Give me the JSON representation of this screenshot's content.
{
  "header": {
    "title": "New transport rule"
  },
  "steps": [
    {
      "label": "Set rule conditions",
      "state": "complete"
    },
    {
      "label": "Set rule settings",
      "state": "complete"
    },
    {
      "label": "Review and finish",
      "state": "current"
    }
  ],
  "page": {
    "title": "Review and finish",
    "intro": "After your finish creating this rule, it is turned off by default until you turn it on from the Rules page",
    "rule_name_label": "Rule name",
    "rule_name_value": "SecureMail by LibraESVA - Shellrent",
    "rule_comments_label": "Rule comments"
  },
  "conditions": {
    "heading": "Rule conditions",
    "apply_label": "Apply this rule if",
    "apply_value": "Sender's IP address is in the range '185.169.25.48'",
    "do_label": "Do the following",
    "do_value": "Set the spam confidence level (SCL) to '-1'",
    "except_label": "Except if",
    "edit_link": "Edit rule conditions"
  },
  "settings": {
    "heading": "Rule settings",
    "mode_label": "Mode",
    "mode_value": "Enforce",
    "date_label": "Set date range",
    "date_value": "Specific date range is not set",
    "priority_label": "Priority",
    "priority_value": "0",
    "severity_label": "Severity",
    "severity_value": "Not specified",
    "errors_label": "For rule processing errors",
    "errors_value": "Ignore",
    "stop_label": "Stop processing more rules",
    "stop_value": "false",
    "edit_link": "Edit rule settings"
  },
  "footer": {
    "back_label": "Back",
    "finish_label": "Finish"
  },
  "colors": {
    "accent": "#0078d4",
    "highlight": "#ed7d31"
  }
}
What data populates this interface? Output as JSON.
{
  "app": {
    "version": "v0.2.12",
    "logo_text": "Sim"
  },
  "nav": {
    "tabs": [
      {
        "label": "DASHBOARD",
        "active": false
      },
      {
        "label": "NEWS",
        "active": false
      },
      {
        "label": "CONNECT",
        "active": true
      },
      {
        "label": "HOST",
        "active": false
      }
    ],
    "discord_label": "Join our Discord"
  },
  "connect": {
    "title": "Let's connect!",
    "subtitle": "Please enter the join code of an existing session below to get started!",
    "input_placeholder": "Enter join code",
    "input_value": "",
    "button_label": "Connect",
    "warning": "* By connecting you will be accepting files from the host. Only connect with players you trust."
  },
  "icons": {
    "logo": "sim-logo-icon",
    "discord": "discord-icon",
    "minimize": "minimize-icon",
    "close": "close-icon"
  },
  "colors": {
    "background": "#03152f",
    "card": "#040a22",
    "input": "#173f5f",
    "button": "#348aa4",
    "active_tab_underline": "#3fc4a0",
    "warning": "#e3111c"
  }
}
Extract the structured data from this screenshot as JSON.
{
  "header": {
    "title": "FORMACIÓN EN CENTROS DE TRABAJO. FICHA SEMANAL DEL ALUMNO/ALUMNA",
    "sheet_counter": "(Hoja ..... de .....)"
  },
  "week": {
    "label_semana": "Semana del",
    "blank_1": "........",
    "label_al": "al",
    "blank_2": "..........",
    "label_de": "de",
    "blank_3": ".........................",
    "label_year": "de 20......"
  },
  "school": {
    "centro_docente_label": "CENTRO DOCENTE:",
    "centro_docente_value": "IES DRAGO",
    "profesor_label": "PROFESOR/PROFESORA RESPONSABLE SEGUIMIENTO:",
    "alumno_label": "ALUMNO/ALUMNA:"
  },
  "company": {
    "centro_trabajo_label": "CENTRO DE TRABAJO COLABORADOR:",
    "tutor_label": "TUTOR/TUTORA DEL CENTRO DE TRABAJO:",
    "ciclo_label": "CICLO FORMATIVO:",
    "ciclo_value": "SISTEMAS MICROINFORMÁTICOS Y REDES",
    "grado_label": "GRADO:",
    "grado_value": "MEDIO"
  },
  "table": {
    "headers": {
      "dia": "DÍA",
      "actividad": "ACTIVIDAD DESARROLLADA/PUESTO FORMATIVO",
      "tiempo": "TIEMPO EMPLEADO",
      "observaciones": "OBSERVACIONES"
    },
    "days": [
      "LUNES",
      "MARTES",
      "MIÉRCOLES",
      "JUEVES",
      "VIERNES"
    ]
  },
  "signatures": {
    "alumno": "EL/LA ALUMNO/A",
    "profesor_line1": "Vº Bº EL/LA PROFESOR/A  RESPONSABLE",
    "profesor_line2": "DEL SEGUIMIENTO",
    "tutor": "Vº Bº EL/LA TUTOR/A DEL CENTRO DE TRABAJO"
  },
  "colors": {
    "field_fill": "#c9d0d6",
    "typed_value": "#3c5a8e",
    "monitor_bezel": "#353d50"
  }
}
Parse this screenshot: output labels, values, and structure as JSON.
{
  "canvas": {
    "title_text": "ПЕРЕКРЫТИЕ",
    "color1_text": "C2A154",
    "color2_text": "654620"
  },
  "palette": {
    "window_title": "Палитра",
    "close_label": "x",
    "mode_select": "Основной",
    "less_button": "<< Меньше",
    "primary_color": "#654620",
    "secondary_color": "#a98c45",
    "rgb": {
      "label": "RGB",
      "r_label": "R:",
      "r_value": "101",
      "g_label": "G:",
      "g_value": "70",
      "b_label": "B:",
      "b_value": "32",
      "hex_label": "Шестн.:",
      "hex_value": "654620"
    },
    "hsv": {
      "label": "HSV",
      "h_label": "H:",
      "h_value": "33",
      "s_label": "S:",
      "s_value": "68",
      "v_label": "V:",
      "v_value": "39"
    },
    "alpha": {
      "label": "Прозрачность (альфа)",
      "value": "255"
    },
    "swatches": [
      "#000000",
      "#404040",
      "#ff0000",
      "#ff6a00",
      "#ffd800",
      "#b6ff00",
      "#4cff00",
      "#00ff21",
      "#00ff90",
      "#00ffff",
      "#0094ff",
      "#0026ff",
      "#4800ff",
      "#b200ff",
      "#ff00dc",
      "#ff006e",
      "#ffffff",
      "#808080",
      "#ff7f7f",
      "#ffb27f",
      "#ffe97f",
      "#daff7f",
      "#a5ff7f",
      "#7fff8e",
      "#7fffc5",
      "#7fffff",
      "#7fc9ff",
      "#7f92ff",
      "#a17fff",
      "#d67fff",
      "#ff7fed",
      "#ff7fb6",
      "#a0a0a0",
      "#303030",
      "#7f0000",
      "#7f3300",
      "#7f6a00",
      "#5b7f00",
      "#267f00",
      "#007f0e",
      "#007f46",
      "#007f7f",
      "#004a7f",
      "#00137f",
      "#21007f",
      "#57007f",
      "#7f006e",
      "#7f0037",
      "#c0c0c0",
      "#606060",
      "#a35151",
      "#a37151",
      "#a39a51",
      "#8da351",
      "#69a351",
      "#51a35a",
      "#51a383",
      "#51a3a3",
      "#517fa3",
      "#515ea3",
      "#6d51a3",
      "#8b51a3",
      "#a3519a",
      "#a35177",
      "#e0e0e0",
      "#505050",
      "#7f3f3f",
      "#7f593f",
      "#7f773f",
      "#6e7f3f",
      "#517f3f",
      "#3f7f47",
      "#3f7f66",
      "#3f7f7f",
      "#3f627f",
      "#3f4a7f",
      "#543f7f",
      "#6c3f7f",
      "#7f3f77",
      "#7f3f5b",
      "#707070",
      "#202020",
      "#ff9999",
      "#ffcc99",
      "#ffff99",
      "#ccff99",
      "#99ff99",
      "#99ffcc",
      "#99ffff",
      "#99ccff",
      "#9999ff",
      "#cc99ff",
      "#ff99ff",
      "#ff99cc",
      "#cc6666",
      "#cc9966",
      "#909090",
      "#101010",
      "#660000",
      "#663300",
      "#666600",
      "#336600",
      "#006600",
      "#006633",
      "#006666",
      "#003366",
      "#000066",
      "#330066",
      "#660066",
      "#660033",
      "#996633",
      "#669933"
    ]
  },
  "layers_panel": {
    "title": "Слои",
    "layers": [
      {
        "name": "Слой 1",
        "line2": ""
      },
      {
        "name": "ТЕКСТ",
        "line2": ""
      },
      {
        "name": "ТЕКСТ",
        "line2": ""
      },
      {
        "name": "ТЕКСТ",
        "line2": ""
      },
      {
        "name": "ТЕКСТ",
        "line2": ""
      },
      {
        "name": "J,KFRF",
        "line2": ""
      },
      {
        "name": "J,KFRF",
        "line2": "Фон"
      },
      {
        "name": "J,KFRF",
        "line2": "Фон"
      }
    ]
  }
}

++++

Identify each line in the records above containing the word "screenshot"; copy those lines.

Give me the JSON representation of this screenshot's content.
Extract the structured data from this screenshot as JSON.
Parse this screenshot: output labels, values, and structure as JSON.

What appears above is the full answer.